This article examines the history of the rondas campesinas. Easy characterizations of the patrollers as either brutish Hobbesian thugs or noble Tolstoian defenders of pastoral traditions or national sovereignty collapse in the face of this unanticipated turn in Peru's war. "Swings from noble savage to murderous savage, from shattered victim to heroic resister," as anthropologist Irene Silverblatt affirms about representations of Peru's indigenous peoples in the 17th century, "have drained the life and lessons" of Andean history under colonialism (Silverblatt 1993:293). To avoid the same mistake with Peru's postcolonial peasants, we need to grapple with the compromised histories - the stiff limits and unintended consequences, split allegiances, missed chances and complicities - that make us "contradictory selves, part of contradictory worlds" (Silverblatt 1993:294). The need to push against the confines of dualism and linear thinking is manifest not only in the fragmentation, intertextuality, and massive commodification of the postindustrial megalopolises of Latin America or the United States. In the countryside of the third world, precisely in those "isolated" and "remote" villages that remain the targets of so much metropolitan discourse of authenticity and Otherness, the wild contours of the social landscape turn out to be just as defiant of our preconceived categories and models, and the world also moves in more than one direction (548-549).
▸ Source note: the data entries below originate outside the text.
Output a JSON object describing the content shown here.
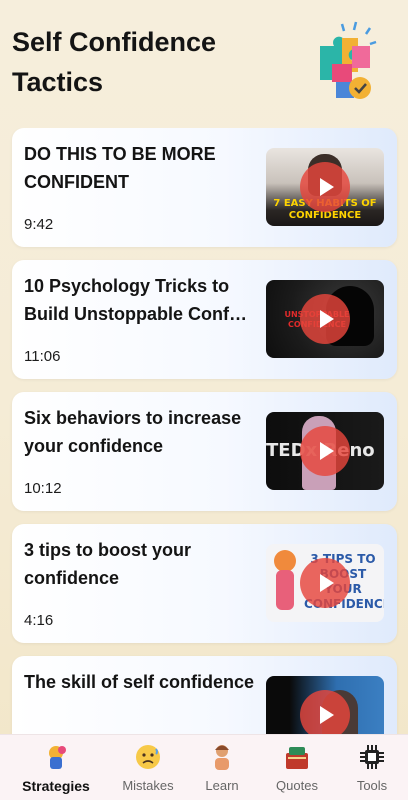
{
  "header": {
    "title": "Self Confidence Tactics"
  },
  "videos": [
    {
      "title": "DO THIS TO BE MORE CONFIDENT",
      "duration": "9:42",
      "thumb_text": "7 EASY HABITS OF CONFIDENCE"
    },
    {
      "title": "10 Psychology Tricks to Build Unstoppable Conf…",
      "duration": "11:06",
      "thumb_text": "UNSTOPPABLE CONFIDENCE"
    },
    {
      "title": "Six behaviors to increase your confidence",
      "duration": "10:12",
      "thumb_text": "TEDx Reno"
    },
    {
      "title": "3 tips to boost your confidence",
      "duration": "4:16",
      "thumb_text": "3 TIPS TO BOOST YOUR CONFIDENCE"
    },
    {
      "title": "The skill of self confidence",
      "duration": "",
      "thumb_text": ""
    }
  ],
  "nav": {
    "items": [
      {
        "label": "Strategies",
        "icon": "strategies-icon",
        "active": true
      },
      {
        "label": "Mistakes",
        "icon": "worried-face-icon",
        "active": false
      },
      {
        "label": "Learn",
        "icon": "learner-icon",
        "active": false
      },
      {
        "label": "Quotes",
        "icon": "quote-book-icon",
        "active": false
      },
      {
        "label": "Tools",
        "icon": "tools-chip-icon",
        "active": false
      }
    ]
  },
  "colors": {
    "background": "#f5ecd6",
    "card_gradient_end": "#dfeafc",
    "play_button": "#e6463c",
    "navbar": "#fbf3f5"
  }
}
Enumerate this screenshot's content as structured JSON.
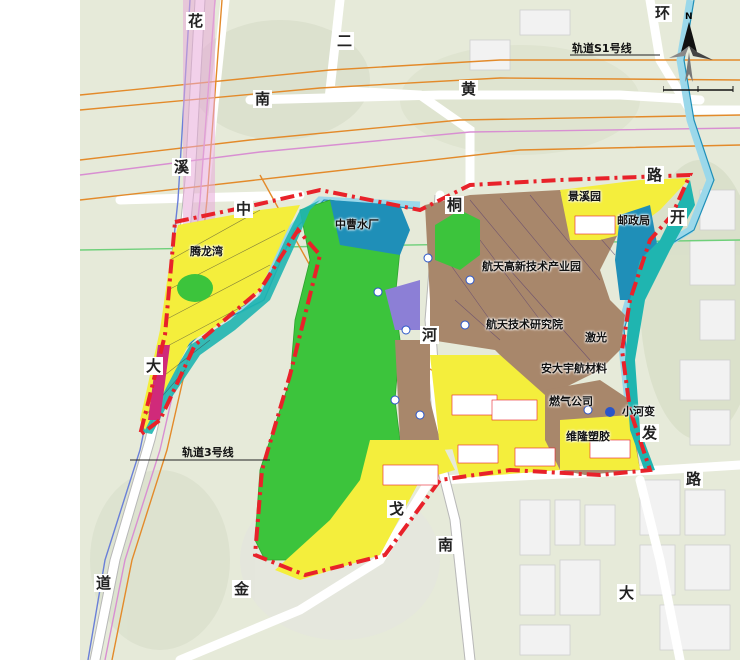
{
  "road_labels": [
    "花",
    "南",
    "溪",
    "中",
    "大",
    "道",
    "二",
    "黄",
    "桐",
    "河",
    "戈",
    "南",
    "金",
    "环",
    "路",
    "开",
    "发",
    "路",
    "大"
  ],
  "place_labels": {
    "tenglong": "腾龙湾",
    "zhongcao": "中曹水厂",
    "jingxi": "景溪园",
    "post": "邮政局",
    "hangtian_park": "航天高新技术产业园",
    "hangtian_inst": "航天技术研究院",
    "laser": "激光",
    "anda": "安大宇航材料",
    "gas": "燃气公司",
    "xiaohe": "小河变",
    "weilong": "维隆塑胶"
  },
  "rail_labels": {
    "s1": "轨道S1号线",
    "line3": "轨道3号线"
  },
  "legend_colors": {
    "residential": "#f4ee3c",
    "industrial": "#a8876b",
    "greenspace": "#3cc43c",
    "water": "#1f8fb8",
    "utility": "#8c7fd6",
    "boundary": "#e8222a"
  },
  "icons": [
    "north-arrow-icon"
  ]
}
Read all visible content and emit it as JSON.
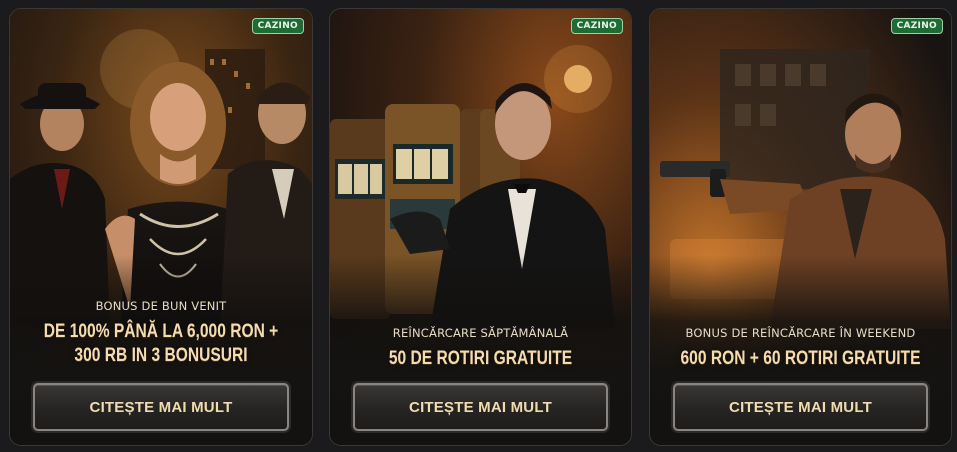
{
  "cards": [
    {
      "badge": "CAZINO",
      "subtitle": "BONUS DE BUN VENIT",
      "headline_line1": "DE 100% PÂNĂ LA 6,000 RON +",
      "headline_line2": "300 RB IN 3 BONUSURI",
      "cta": "CITEȘTE MAI MULT"
    },
    {
      "badge": "CAZINO",
      "subtitle": "REÎNCĂRCARE SĂPTĂMÂNALĂ",
      "headline_line1": "50 DE ROTIRI GRATUITE",
      "cta": "CITEȘTE MAI MULT"
    },
    {
      "badge": "CAZINO",
      "subtitle": "BONUS DE REÎNCĂRCARE ÎN WEEKEND",
      "headline_line1": "600 RON + 60 ROTIRI GRATUITE",
      "cta": "CITEȘTE MAI MULT"
    }
  ],
  "colors": {
    "badge_bg": "#1e6b34",
    "headline_gold": "#f4dcae",
    "cta_border": "#8a8580"
  }
}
Starn, Orin. "To Revolt against the Revolution: War and Resistance in Peru's Andes." Cultural Anthropology 10.4(1995): 547–580.